In order to qualify for Chapter 7 bankruptcy, a debtor must pass the means test. The test is a two-step income and expense analysis that is very complicated to calculate. Our office will evaluate your situation to determine if you qualify for Chapter 7 bankruptcy protection. If you do not qualify for Chapter 7 bankruptcy, we will research other alternatives, such as Chapter 13 bankruptcy, to help you get the relief you need!

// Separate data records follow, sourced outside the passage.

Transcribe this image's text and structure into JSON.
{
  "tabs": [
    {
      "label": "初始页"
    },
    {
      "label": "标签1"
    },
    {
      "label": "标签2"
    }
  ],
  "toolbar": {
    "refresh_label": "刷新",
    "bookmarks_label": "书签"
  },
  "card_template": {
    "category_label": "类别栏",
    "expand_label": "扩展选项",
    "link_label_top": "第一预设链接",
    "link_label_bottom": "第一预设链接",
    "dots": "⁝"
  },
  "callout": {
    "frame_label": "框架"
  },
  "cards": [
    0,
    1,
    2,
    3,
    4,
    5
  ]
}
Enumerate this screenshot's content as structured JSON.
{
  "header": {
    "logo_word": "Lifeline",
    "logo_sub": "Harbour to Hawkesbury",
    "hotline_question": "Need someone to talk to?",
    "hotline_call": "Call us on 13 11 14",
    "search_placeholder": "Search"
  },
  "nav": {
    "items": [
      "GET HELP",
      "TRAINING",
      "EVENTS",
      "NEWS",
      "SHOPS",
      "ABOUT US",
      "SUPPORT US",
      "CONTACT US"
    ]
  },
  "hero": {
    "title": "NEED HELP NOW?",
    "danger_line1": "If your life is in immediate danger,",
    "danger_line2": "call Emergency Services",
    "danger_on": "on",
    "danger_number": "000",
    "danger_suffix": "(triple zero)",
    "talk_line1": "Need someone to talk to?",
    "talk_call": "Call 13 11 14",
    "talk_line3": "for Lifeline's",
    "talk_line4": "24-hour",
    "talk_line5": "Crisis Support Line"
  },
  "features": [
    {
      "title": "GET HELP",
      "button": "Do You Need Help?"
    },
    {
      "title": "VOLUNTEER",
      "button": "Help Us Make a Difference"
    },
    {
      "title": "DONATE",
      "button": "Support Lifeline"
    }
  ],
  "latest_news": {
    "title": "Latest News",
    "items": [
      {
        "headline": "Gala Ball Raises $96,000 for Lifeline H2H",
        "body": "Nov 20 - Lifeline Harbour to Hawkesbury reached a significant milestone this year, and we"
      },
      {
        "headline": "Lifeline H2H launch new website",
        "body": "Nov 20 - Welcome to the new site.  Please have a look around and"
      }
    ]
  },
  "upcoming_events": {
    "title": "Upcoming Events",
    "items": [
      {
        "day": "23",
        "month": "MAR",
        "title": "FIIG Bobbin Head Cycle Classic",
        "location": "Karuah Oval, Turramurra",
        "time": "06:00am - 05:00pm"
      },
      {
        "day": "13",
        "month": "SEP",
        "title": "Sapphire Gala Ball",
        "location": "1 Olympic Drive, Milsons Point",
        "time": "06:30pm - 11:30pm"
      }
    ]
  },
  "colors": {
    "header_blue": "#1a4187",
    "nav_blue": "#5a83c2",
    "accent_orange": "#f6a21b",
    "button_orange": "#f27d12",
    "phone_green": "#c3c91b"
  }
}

Chapter 13 bankruptcy relief allows a debtor the opportunity to pay off debts through a payment plan over a period of three to five years. Through filing a Chapter 13 bankruptcy petition, a debtor can keep all non-exempt property that would have been liquidated by a Chapter 7 trustee – usually a home or car. One of the main benefits of Chapter 13 bankruptcy is that the debtor is usually only required to pay back ten percent of his/her unsecured debt, with no interest or late fees accruing as long as he/she continues to make payments through the agreed upon plan. A debtor can also utilize the Chapter 13 option when he or she is behind on mortgage or car payments, to stop foreclosure proceedings, to get his/her license reinstated if it has been suspended for past due parking tickets, to potentially reduce the balance on a second mortgage if the property is under water, or to potentially reduce the balance on a car he/she has been financing for more than two and a half years. Once the plan is completed, the debtor will receive a discharge of debts and will be able to keep his or her property. The Chapter 13 bankruptcy is designed for people who have a continual income, equity in their home or vehicles, have previously filed for Chapter 7 bankruptcy within the past seven years, or are not eligible to file for Chapter 7 bankruptcy.